But how much of that money goes into the pockets of the jockeys who steer these beautiful animals to victory? Much of the focus will be on the horses and the immense profits that go with breeding a winner. Do the jockeys themselves take a decent portion of the winnings and subsequent profits from their part in the success?

Kentucky Derby jockeys don’t earn a salary; they make a ‘mounting fee’

Jockeys don’t draw a set contract salary the way other athletes do. The horse racing world is a different place than the rest of the sporting realm, starting with the mounting fee system.

Each ride earns a jockey a set fee per run — usually around $219.69 for riding through jumps, and $160.90 for racing flats, Racing Post reports. The wealthiest jockeys tend to make money via resilience. Literally, the more they ride, the more they make; talent doesn’t figure into their actual per-appearance riding rate.

Those mounting fees come with varied costs attached, mostly related to upkeep for the tracks. For jockeys working their way up, and thus not filling their calendar with rides, it can be difficult to make jockeying into a full-time job. But at an event like the Kentucky Derby, the best-of-the-best are on every single horse. These are all professional, accomplished jockeys.

How much does a Kentucky Derby jockey make?

Those mounting fees add up to about $1,200 a day for jumps, and $800 a day for flats for most jockeys. It’s certainly not chump change, but it heavily depends on how often a jockey gets the opportunity to ride.

About a quarter of their earnings goes straight to racing fees, union dues, tipping valets, and their agents who help them land these jobs. But if they work with a good racing team, they’ll enjoy a bonus from the prize pool.
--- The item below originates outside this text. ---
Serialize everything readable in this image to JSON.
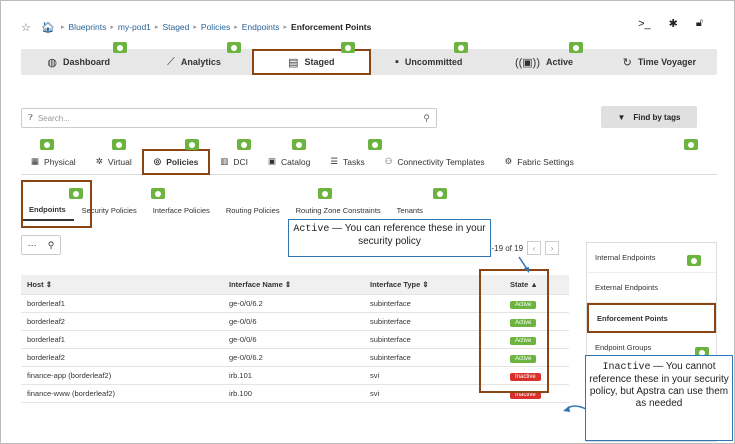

A jockey’s average salary equates to around $38,000 a year after expenses. A superstar, top-10 performing jockey might pull in up to $222,000 a year, with up to 1,000 rides and a bigger taste of the prize pool than most of their peers. Go Banking Rates reports that Kentucky Derby winner Sonny Leon earned $186,000 personally from his 2022 win at Churchill Downs.

The highest-earning jockeys of all time

The jockey business is tough for most who attempt to enter it, like most sports. Persistent riders can make a decent living just by riding regularly, though, so hard work and consistency are sometimes rewarded more than sheer winning ability. For the top end of the profession, however, outright wins are a major part of the overall earnings.

The Plaid Horse reports that, thanks to the massive popularity of horse racing in Japan, jockeys have some of the best earnings opportunities in the business. Take a look at the top five highest career earners of all time — you may notice a pattern:

  1. Yutaka Take – $796 million
  2. Norihiro Yokoyama – $561 million
  3. Masayoshi Ebina – $479 million
  4. Yuichi Fukunaga – $479 million
  5. John R. Velazquez – $430 million
Jockey John Velazquez is congratulated by trainer Bob Buffet after riding Median Spirit to victory at the 147th running of the Kentucky Derby on May 01, 2021 at Churchill Downs
Jockey John Velazquez wins the 147th running of the Kentucky Derby, riding Median Spirit, at Churchill Downs in 2021 | Jeffrey Brown/Icon Sportswire via Getty Images

That’s right, the top four wealthiest riders of all time are all Japanese. The prize money they racked up over the years is immense in comparison to nearly anyone else in their profession. The United States only appears on the list thanks to the legendary Velazquez. The Puerto Rican jockey is one of the legends of the sport and has won the Kentucky Derby as recently as 2020.